Drug makers Merck & Co. and partner Schering-Plough Corp. both posted fourth-quarter results Tuesday that topped analysts' expectations, sending their shares up, but revenue from their crucial cholesterol franchise plunged. Both companies beat profit expectations primarily because of aggressive cost-cutting, including eliminating thousands of jobs. Merck's revenue fell 3%, to $6 billion, while Schering-Plough's revenue climbed 17% to $4.35 billion, largely from its acquisition of Organon Biosciences.
January 15, 2008 |
The heavily advertised drug Vytorin is no better than an inexpensive generic drug at blocking the damaging effects of high cholesterol levels, according to new data released by the drug's manufacturers Monday. In a study of 720 patients funded by the manufacturers, Vytorin -- a combination of the drugs simvastatin and ezetemibe -- reduced levels of LDLs, the so-called bad cholesterol, by about 29% more than simvastatin alone.
July 31, 2004 |
Schering-Plough Corp. will pay $346 million to settle charges that it paid a kickback to a big health insurer to protect the price of its top-selling allergy drug, the company and federal prosecutors announced Friday. A subsidiary, Schering Sales Corp., also will plead guilty to violating an anti-kickback law and will be banned from participating in federal health programs for five years, authorities said.
June 28, 2001 |

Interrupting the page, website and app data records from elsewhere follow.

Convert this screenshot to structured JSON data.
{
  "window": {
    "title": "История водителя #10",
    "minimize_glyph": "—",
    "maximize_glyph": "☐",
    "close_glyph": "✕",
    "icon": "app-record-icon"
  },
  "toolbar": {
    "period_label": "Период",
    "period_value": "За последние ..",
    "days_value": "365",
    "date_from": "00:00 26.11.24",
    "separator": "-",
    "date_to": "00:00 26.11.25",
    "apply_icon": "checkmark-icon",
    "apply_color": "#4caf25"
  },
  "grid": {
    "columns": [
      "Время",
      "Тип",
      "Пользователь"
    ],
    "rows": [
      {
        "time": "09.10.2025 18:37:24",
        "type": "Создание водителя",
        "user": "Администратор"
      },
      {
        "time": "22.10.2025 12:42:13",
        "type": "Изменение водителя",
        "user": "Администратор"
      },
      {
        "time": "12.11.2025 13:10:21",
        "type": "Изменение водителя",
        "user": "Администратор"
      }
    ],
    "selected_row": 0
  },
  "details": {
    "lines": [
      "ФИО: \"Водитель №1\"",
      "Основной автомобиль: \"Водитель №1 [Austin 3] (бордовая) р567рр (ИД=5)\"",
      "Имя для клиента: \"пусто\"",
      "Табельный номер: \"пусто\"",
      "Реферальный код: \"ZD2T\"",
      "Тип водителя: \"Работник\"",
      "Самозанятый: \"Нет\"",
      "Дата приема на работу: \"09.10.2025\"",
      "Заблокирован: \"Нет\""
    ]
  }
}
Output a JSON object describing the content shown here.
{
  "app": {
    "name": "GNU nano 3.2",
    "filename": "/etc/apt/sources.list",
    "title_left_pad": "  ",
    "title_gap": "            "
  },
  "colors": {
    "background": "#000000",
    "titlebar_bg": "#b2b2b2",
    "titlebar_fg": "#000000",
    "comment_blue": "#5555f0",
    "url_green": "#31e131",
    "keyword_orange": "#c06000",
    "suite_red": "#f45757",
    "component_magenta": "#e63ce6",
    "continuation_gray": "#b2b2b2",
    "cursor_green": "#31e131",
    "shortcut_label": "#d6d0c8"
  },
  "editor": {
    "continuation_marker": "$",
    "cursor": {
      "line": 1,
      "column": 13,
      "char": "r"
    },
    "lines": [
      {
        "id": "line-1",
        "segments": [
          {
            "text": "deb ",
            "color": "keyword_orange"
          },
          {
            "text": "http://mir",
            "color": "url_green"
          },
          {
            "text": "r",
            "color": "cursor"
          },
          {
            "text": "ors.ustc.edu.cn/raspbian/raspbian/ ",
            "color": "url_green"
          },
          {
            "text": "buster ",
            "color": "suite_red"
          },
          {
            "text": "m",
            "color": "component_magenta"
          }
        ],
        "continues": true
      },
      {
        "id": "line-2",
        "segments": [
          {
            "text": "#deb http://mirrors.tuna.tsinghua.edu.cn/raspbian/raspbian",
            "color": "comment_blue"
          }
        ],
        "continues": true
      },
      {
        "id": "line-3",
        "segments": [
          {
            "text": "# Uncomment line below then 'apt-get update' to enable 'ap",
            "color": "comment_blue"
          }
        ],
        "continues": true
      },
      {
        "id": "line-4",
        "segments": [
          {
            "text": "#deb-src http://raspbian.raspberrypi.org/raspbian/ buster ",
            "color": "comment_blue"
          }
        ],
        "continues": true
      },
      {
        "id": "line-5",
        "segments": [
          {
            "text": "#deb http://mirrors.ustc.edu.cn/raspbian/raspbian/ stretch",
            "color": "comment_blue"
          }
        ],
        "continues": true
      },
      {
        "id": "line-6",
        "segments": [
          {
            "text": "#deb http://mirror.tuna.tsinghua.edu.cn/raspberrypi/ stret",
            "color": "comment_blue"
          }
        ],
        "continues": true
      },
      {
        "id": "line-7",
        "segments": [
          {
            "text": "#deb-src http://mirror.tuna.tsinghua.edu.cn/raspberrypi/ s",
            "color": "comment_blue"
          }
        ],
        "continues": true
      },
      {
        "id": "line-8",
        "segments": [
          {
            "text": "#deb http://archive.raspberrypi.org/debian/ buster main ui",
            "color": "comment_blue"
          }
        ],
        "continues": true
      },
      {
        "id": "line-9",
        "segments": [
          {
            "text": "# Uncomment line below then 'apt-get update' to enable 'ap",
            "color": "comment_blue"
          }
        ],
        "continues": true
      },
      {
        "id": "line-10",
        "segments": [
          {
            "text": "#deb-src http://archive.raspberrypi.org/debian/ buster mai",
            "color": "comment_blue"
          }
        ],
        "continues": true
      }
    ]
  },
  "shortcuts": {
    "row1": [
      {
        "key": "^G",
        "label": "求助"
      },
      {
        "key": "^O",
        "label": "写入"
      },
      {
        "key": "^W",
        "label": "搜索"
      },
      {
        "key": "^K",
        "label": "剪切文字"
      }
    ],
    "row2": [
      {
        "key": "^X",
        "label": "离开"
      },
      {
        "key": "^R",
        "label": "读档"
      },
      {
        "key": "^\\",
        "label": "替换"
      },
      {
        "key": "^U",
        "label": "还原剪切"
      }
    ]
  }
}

Schering-Plough Corp. said President and Chief Operating Officer Raul Cesan will resign, effective July 15. The announcement comes five days after Schering-Plough said it failed to meet U.S. regulatory manufacturing standards, the second such occurrence this year. Cesan's resignation makes it appear that he is taking the blame for setbacks with a successor to Claritin, the top-selling allergy medicine, while the drug maker's shares have dropped by about a third this year, analysts said.
May 14, 2003 |
Schering-Plough Corp., the maker of Claritin allergy pills, retracted its estimate for profit this year and said first-quarter earnings tumbled 71% as competition from generic drugs hurt sales. Net income fell to $173 million, or 12 cents a share, from $600 million, or 41 cents, in the first quarter of last year. Sales decreased 19% to $2.07 billion, the company said. Shares of Kenilworth, N.J.-based Schering rose 41 cents to $18.71 on the New York Stock Exchange. From Bloomberg News